Of course, Bowie’s most iconic and well-known persona is none other than Ziggy Stardust, an alien man thought to be inspired by both Iggy Pop’s raging stage presence and, of course, Bowie’s own obsession with the extraterrestrial. The space race in particular gave great influence to him as glam rock’s resident spaceman, inspiring songs like “Life on Mars,” “Space Oddity,” “Born In A UFO,” “Hallo Spaceboy” and many others, including iconic music videos as well, like “Ashes to Ashes.” As much as the Space Race rocked the US and Cold War, it also rocked Bowie’s childhood in a way that brought him to base an entire personality off it. Ziggy Stardust and the Spiders from Mars toured from ’72 to ’73, certainly turning heads as the center of Ziggy’s presence was his outlandish clothing.
The point I’m trying to make here is really just that: Wow.
David Bowie was one of the best and weirdest beings to ever walk this planet. And as an artist, I’d say the same. David Bowie changed an entire industry, merging fashion with rock & roll in a way no one ever has, and likely no one ever will again. But really when it all comes down to it, who it’s all owed to is that little boy in Brixton who felt like he just couldn’t fit in.
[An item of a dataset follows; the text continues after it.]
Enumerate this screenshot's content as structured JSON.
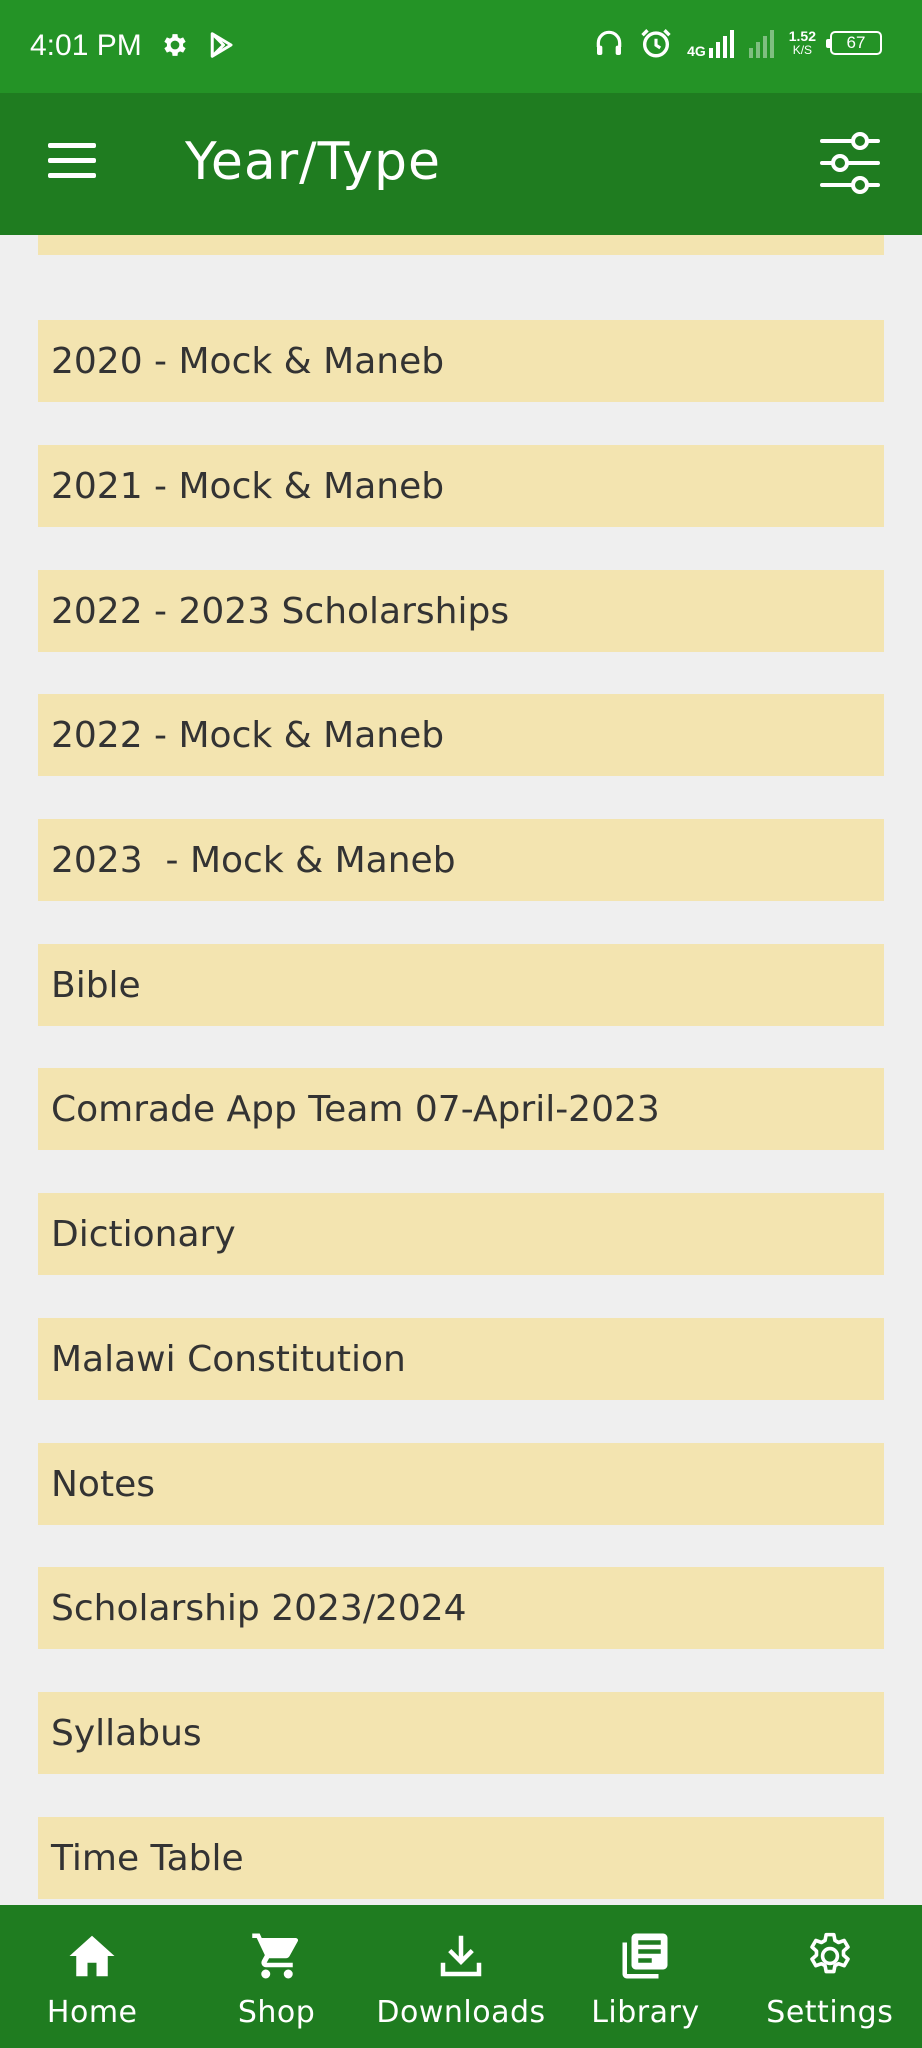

Laura Miller is a freshman exploratory major whose motto is, “Why have a life crisis when you can just change your look?” You can email her at firstname.lastname@example.org.